The work has been interpreted by some to be an anti-Nazi novel, which brings the import of the story back to a place where most of us can reach it or relate to it. Diamond had been involved in some of the translation work on the book into English, and it must have been very much in his mind. (You may find this confusing, as the book is stated as having been published in 1945, but he’d begun writing it as early as 1936, and finished it during his time in America, which began in 1940, I think.)
Without any of the backstory, in listening to this piece, I had a strong impression that this piece feels like what the grieving process must be like, that almost unbearable processing of conflicting but related emotions. The work is in a single movement and lasts not quite 17 minutes. There’s an assumption that the work is in sonata form, but I feel like discussing anything like that is pure pedantry when the topic at hand is a piece of such striking emotion.
There are two emotional areas here. I’m sure there are keys and tonal connections and all the rest, but I don’t have a score or any reference material for the work. What’s easy to hear is the dirge-like opening of the work, presenting a large jump of an interval like the opening of the Adagio of Mahler’s ninth. This is established through long, heartfelt lines, melodic moans, up to the point that it’s almost too much, and then things change. And how!

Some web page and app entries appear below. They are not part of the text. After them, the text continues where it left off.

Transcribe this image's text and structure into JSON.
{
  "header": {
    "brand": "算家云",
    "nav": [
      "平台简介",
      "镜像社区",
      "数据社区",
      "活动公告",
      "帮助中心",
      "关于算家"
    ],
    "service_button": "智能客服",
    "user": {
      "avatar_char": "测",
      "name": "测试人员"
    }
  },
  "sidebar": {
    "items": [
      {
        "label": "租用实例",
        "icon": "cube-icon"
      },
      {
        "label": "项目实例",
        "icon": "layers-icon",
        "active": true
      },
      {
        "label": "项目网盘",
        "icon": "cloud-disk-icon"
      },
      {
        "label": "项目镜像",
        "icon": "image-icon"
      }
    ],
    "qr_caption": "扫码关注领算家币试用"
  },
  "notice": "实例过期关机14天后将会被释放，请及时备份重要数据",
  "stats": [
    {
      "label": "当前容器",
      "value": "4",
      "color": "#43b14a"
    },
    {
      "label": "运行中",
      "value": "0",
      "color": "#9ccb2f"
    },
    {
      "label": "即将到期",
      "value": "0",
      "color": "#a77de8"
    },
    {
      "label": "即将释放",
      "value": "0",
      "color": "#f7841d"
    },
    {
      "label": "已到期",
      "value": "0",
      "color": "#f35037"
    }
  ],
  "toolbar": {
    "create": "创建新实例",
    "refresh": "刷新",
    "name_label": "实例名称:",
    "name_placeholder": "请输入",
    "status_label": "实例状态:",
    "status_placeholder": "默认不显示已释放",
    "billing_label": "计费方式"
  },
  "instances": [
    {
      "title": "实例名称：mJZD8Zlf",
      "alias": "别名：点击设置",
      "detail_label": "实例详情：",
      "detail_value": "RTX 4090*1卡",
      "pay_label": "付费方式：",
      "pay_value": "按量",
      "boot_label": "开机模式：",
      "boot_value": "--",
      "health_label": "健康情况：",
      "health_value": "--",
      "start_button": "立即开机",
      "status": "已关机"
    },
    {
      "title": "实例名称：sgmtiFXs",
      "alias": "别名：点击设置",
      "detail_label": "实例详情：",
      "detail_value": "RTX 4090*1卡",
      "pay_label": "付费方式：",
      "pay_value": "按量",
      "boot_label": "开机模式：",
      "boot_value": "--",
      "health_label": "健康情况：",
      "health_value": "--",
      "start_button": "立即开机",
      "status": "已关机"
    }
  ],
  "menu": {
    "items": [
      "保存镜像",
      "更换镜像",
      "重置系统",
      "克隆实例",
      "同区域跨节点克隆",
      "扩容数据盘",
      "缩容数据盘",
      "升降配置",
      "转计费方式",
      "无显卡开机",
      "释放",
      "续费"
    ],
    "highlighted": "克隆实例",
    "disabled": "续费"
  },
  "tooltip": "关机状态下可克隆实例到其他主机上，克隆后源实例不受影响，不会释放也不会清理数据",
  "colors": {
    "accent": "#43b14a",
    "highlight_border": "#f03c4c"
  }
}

Easily as memorable as the somber, sorrowful atmosphere that’s been presented is the angular, impassioned music that follows, a near-manic change of emotion, the polar opposite, but it seems in that very way to be orbiting around the same center, a tragedy or event with such gravitational pull that these two opposing emotions are united by it.
The second subject is rhythmic, driving, and a powerful pause on occasion adds weight to the music. I know it sounds dramatic to say, but it really is difficult to describe how excitingly superb a composition this is, to me. It’s concise, direct, powerful. We can turn to a pretty famous reviewer on Classics Today, one David Hurwitz, who says of Diamond’s writing in a review of the album on which this piece appears:

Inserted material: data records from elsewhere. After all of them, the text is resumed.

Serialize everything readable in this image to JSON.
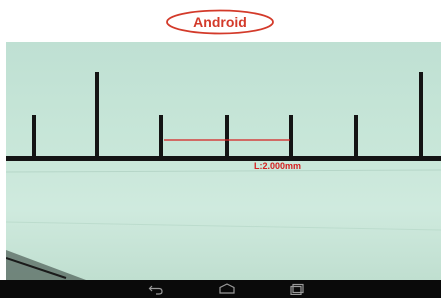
{
  "header": {
    "label": "Android",
    "label_color": "#d33a2a"
  },
  "measurement": {
    "label": "L:2.000mm",
    "color": "#d62020"
  },
  "toolbar": {
    "buttons": [
      {
        "name": "camera-icon"
      },
      {
        "name": "sun-icon"
      },
      {
        "name": "arrow-left-icon"
      },
      {
        "name": "arrow-up-icon"
      },
      {
        "name": "arrow-down-icon"
      },
      {
        "name": "arrow-right-icon"
      },
      {
        "name": "measure-icon"
      },
      {
        "name": "settings-icon"
      }
    ]
  },
  "navbar": {
    "buttons": [
      {
        "name": "back-icon"
      },
      {
        "name": "home-icon"
      },
      {
        "name": "recent-apps-icon"
      }
    ]
  }
}
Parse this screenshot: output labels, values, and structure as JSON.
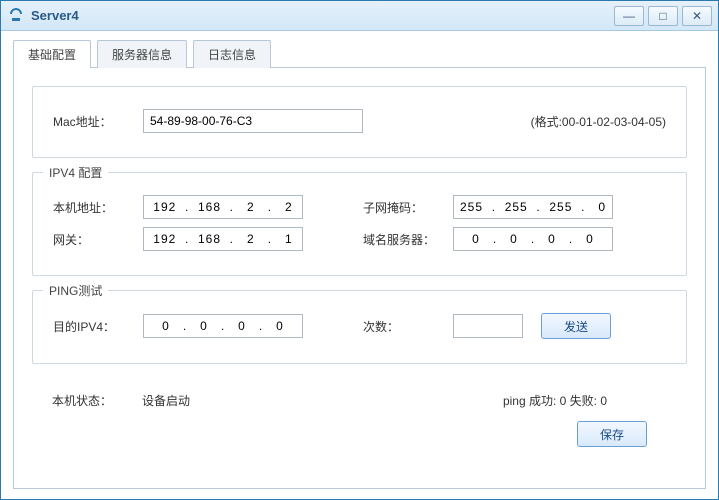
{
  "window": {
    "title": "Server4"
  },
  "tabs": {
    "basic": "基础配置",
    "serverInfo": "服务器信息",
    "logInfo": "日志信息"
  },
  "mac": {
    "label": "Mac地址：",
    "value": "54-89-98-00-76-C3",
    "formatHint": "(格式:00-01-02-03-04-05)"
  },
  "ipv4Section": {
    "legend": "IPV4 配置",
    "localAddrLabel": "本机地址：",
    "localAddrValue": "192  .  168  .   2   .   2",
    "subnetLabel": "子网掩码：",
    "subnetValue": "255  .  255  .  255  .   0",
    "gatewayLabel": "网关：",
    "gatewayValue": "192  .  168  .   2   .   1",
    "dnsLabel": "域名服务器：",
    "dnsValue": "0   .   0   .   0   .   0"
  },
  "pingSection": {
    "legend": "PING测试",
    "targetLabel": "目的IPV4：",
    "targetValue": "0   .   0   .   0   .   0",
    "countLabel": "次数：",
    "countValue": "",
    "sendLabel": "发送"
  },
  "status": {
    "machineStateLabel": "本机状态：",
    "machineStateValue": "设备启动",
    "pingResult": "ping 成功: 0 失败: 0"
  },
  "actions": {
    "saveLabel": "保存"
  }
}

David Diamond was a natural quartet writer: his contrapuntal dexterity and feeling for texture make his handling of the four instruments and their ongoing interplay a joy to hear, even when his language turns uncompromisingly chromatic and dissonant…
If you’ve ever read anything on Classics Today, you may have an impression, as do I, of Hurwitz being at least a very opinionated, if not an incredibly critical, even harsh, reviewer, so this praise isn’t given lightly, I’d say.
But back to Diamond and his writing. I totally agree. I feel there’s no formality or pedantry in the form of this piece; its presentation is an organic, genuinely expressive one, rather than fitting into boxes of traditional forms (no matter how much I like those boxes). His handling of the quartet is taut. It’s music of breathtaking richness and detail, but never gets muddy or loses focus. Everything is always crystal clear, which is also a testament to the quality of the recording.
Something else that’s striking to me is how the level of intensity can be so high for so long and not be exhausting. This piece is very much an intense ride from beginning to end because it has such forward motion, a gripping piece, but that doesn’t mean it’s always “fast” or ‘action-packed. The dirge-like passages here are equally as intense, so there’s contrast but never any slack. It’s brilliant, and for a first quartet, a remarkable effort.
There’s a youthful maturity, or a mature youthfulness… in how bold and expressive but polished and refined this work is. I just can’t express how impressed I am with it, but it is a work that gets me extremely excited that we have nine more Diamond quartets to enjoy. I’ll spare you any ‘gem’ remarks about the composer’s last name.
We’ve got two more remarkable pieces coming up next week from Diamond, so do stay tuned for those, and thank you so much for reading.